Edmonton (73 GP, 71 PTS, 29 ROW) has a slightly easier schedule on paper, with four games against teams that will be watching the playoffs from home. Of their five games against playoff teams, two of them take place in games 81 and 82 against the San Jose Sharks and Calgary Flames, the two teams vying for the Pacific Division title. If the division is wrapped up by then, the Oilers could have an additional two games against teams with nothing to play for, and that would be a boon for the Rangers.
In spite of their proximity to the Blueshirts in the standings, the Buffalo Sabres (72 GP, 71 PTS, 26 ROW) are probably the least of their worries.

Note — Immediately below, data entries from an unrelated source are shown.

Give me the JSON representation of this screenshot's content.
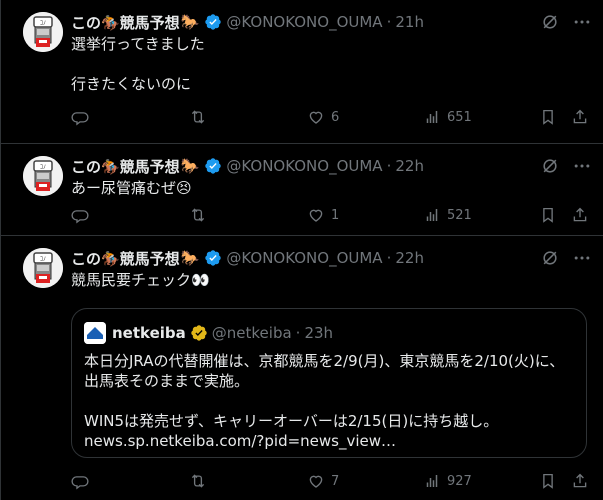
{
  "tweets": [
    {
      "author_name": "この🏇競馬予想",
      "author_emoji": "🐎",
      "handle": "@KONOKONO_OUMA",
      "time": "21h",
      "text": "選挙行ってきました\n\n行きたくないのに",
      "replies": "",
      "retweets": "",
      "likes": "6",
      "views": "651"
    },
    {
      "author_name": "この🏇競馬予想",
      "author_emoji": "🐎",
      "handle": "@KONOKONO_OUMA",
      "time": "22h",
      "text": "あー尿管痛むぜ😣",
      "replies": "",
      "retweets": "",
      "likes": "1",
      "views": "521"
    },
    {
      "author_name": "この🏇競馬予想",
      "author_emoji": "🐎",
      "handle": "@KONOKONO_OUMA",
      "time": "22h",
      "text": "競馬民要チェック👀",
      "quote": {
        "name": "netkeiba",
        "handle": "@netkeiba",
        "time": "23h",
        "text": "本日分JRAの代替開催は、京都競馬を2/9(月)、東京競馬を2/10(火)に、\n出馬表そのままで実施。\n\nWIN5は発売せず、キャリーオーバーは2/15(日)に持ち越し。\nnews.sp.netkeiba.com/?pid=news_view…"
      },
      "replies": "",
      "retweets": "",
      "likes": "7",
      "views": "927"
    }
  ],
  "colors": {
    "background": "#000000",
    "text": "#e7e9ea",
    "muted": "#71767b",
    "border": "#2f3336",
    "verified_blue": "#1d9bf0",
    "verified_gold": "#e2b719"
  }
}
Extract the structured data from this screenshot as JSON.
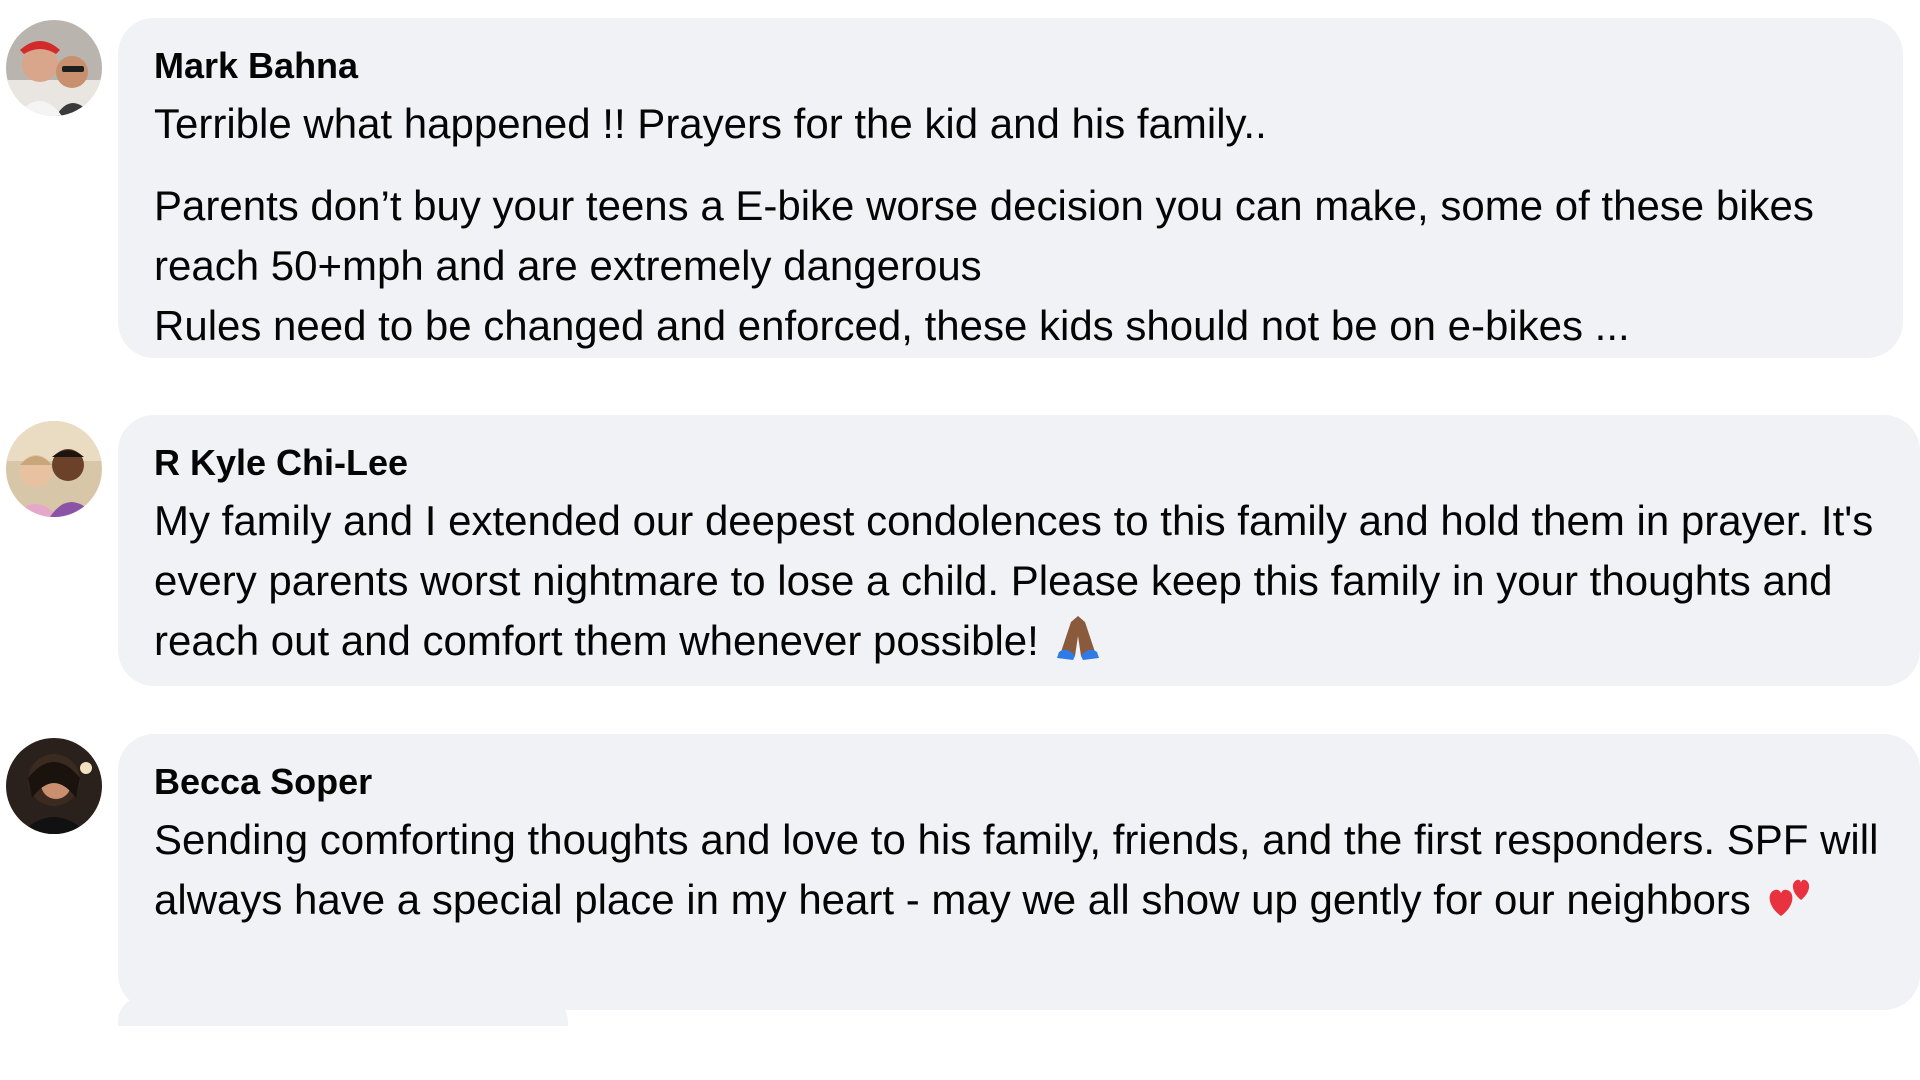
{
  "comments": [
    {
      "author": "Mark Bahna",
      "avatar_icon": "profile-photo-avatar",
      "paragraphs": [
        "Terrible what happened !! Prayers for the kid and his family..",
        "Parents don’t buy your teens a E-bike worse decision you can make, some of these bikes reach 50+mph and are extremely dangerous",
        "Rules need to be changed and enforced, these kids should not be on e-bikes ..."
      ]
    },
    {
      "author": "R Kyle Chi-Lee",
      "avatar_icon": "profile-photo-avatar",
      "paragraphs": [
        "My family and I extended our deepest condolences to this family and hold them in prayer. It's every parents worst nightmare to lose a child. Please keep this family in your thoughts and reach out and comfort them whenever possible!"
      ],
      "emoji_icon": "folded-hands-icon"
    },
    {
      "author": "Becca Soper",
      "avatar_icon": "profile-photo-avatar",
      "paragraphs": [
        "Sending comforting thoughts and love to his family, friends, and the first responders. SPF will always have a special place in my heart - may we all show up gently for our neighbors"
      ],
      "emoji_icon": "two-hearts-icon"
    }
  ],
  "colors": {
    "bubble_bg": "#f0f2f5",
    "text": "#050505",
    "heart": "#e8323f",
    "hands": "#8a5a3c"
  }
}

Buffalo currently has a game in hand on the Rangers, and of their ten remaining games, five of them come against the four “cellar dwellers”, including home and homes with both Ottawa and Detroit. The other half of their games come against teams fighting for playoff seeding, including matchups against Wild Card hopefuls Montreal and Columbus.
The biggest obstacle between the Rangers and the cellar dwellers would be the Anaheim Ducks (74 GP, 69 PTS, 27 ROW). After posting a 19-11-5 record through the middle of December, the Ducks have turned tanking into an art form. An unfathomably bad stretch of 2-15-4, including two separate losing streaks of 0-8-4 and 0-7-0, sank their hopes of a seventh consecutive playoff appearance. Their remaining schedule is a mixed bag consisting of four games against potential division champions, and four games against the other bottom feeders in the Pacific Division.
Looking at all of this, the Rangers would be in a near-optimal scenario if the season ended today. A 26th place finish would grant the team chances of 7.5%, 15.3%, and 23.3% of picking first, top two, or top three respectively. Dropping below Anaheim would bump those figures up to 8.5%, 17.2% and 26.1%, but the Ducks stopped playing months ago, and have one less game remaining, so finishing behind them will be difficult.
The absolute dream scenario would be crashing and burning to the point where the Devils and Red Wings can catch up to the Rangers as well. Those teams could very well fail to crack 70 points at all, let alone accumulate enough to surpass New York, so seeing the Rangers join the true bottom feeders would be a shock.
Regardless of how the final days of the 2018-19 regular season play out, the Rangers have some stiff competition around them. It might not be a heated battle for playoff positioning like seasons’ past, but it’s still something. And it’ll be over before you know it.